We also changed the zoning law in Montana. Anywhere a single-family home is permissible, now a duplex is permissible. We overrode local zoning and got some pushback, but eventually key stakeholders supported us on it. So, we showed them the light. We also moved local design review from volunteer boards to employees — the professional planners that are on staff — so we have a little less of the NIMBY and a little more YIMBY for building.
"We also moved local design review from volunteer boards to employees — the professional planners that are on staff — so we have a little less of the NIMBY and a little more YIMBY for building."
— Governor Gianforte
BROOKS: As other states and communities across the country look for their own solutions and policies, what lessons should they take away from your experience in leading reform in Montana?
GIANFORTE: Well, the first thing is: you have to build consensus. That's why we put such a broad committee together. We had Democrats, Republicans, Independents, nonprofits, for-profit companies, state officials — everybody was involved and we gave them a clear charge.
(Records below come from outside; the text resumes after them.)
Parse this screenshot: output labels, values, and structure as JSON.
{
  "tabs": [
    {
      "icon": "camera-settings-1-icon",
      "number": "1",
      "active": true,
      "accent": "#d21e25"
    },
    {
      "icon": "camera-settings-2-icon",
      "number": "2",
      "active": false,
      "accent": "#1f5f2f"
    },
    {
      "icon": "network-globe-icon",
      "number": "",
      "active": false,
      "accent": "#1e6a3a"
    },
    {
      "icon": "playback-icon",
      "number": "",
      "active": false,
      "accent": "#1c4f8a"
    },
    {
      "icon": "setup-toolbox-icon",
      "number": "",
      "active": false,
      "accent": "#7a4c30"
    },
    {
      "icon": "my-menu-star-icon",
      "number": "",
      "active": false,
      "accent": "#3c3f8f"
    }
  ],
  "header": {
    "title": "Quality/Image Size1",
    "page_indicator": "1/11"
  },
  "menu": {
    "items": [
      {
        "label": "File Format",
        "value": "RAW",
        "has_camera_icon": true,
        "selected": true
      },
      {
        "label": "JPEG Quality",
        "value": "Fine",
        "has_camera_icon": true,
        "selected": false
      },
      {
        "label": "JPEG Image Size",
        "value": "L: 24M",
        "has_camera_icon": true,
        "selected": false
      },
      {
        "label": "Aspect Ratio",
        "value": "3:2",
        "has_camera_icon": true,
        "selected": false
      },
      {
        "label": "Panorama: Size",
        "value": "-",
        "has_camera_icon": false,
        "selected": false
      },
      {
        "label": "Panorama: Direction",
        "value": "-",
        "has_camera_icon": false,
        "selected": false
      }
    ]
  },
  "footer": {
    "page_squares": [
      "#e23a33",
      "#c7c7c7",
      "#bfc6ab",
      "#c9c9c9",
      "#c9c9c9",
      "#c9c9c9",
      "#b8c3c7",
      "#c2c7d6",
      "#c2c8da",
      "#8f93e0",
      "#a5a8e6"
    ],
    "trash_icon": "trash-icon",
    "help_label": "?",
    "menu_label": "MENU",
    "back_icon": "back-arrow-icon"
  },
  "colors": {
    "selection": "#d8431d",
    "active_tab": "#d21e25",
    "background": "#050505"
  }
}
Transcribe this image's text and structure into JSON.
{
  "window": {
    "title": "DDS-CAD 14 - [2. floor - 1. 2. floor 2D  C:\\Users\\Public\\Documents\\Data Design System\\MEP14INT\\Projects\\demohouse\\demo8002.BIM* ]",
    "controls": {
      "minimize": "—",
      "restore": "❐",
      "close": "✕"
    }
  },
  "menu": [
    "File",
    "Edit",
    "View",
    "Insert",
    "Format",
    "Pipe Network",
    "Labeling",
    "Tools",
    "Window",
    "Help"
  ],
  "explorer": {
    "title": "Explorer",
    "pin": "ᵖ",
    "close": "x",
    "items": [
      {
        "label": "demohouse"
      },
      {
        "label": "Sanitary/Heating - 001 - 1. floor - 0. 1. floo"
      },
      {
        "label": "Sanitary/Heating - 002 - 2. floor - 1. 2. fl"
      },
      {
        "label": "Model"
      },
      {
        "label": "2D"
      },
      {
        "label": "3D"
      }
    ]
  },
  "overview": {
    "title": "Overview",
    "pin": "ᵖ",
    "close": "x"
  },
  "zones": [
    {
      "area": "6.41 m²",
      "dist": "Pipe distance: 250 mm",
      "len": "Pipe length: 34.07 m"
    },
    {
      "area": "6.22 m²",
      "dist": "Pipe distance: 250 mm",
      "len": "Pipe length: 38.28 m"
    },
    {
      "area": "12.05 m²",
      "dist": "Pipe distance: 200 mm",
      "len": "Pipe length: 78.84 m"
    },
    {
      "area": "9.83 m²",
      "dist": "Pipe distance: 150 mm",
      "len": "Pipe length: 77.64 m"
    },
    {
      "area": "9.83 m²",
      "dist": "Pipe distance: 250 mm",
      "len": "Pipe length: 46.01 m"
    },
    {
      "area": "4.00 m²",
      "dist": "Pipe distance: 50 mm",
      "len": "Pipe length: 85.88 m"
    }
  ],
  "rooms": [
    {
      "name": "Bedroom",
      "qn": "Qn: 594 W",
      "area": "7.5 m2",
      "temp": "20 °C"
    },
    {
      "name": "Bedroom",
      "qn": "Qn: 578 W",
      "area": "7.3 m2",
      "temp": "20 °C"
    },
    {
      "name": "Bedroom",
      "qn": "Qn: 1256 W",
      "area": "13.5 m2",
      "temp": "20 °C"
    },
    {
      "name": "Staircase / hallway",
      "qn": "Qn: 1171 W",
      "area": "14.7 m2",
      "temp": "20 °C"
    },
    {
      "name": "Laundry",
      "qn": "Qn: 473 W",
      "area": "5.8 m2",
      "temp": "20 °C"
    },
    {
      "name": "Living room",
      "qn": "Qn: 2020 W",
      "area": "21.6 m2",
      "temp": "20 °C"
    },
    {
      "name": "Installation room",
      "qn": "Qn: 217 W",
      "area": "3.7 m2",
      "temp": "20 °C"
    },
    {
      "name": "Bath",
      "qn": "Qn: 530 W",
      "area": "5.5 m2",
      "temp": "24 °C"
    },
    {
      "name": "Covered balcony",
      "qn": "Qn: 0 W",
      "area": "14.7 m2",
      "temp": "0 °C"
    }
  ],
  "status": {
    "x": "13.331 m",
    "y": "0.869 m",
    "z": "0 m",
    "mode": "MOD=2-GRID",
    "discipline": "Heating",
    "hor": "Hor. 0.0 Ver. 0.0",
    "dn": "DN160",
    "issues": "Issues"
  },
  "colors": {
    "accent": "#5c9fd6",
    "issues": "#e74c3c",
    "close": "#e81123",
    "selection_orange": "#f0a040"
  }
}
I didn't put a lot of constraints on it. What we have to do is look at free market solutions that encourage the private sector to bring capacity to the table and help the government get out of the way. I told the task force, don't give me motherhood and apple pie. I want specific recommendations that we can act on in this next legislative session. And they did that, and then we put our weight behind the plow and got the stuff enacted into law.
BROOKS: I'm sure Montana communities are varied — from more urban places to those that are quite rural — and that no one approach is going to work for every place.
GIANFORTE: It's a good point, because even within Montana, the problem is different. In a small town like Denton or Malta — where they haven't built a new home in 40 years — there are few general contractors. How do you solve that problem? Well, we just recruited modular home manufacturer Dvele to Montana and they're investing $80 million in a 360,000-square-foot manufacturing plant in Butte. They're going to create 450 jobs. In those smaller communities, you may not be able to find a carpenter to frame up a house, but you can find somebody who will pour a slab and put the basic plumbing in, and then you can truck a manufactured home in. That might be the way we get started in these rural communities.
BROOKS: A lot of the work that you've done is revolutionary. Where do you go from here and how do you see that not only really moving the needle on housing supply, but really changing the landscape of your state?
GIANFORTE: Anybody that's worked with me knows my methodology is very simple. To use a football analogy, we ran a lot of three-yard and five-yard plays instead of throwing Hail Mary passes. We moved the chains, we put some points on the board, but we're not done. I've reconvened my diverse, bipartisan housing task force and asked them to bring us the next set of ideas. We haven't by any means solved this problem in Montana. We still have people sleeping in RVs on the streets. They should be in homes. And it's the commitment of our administration to make that happen.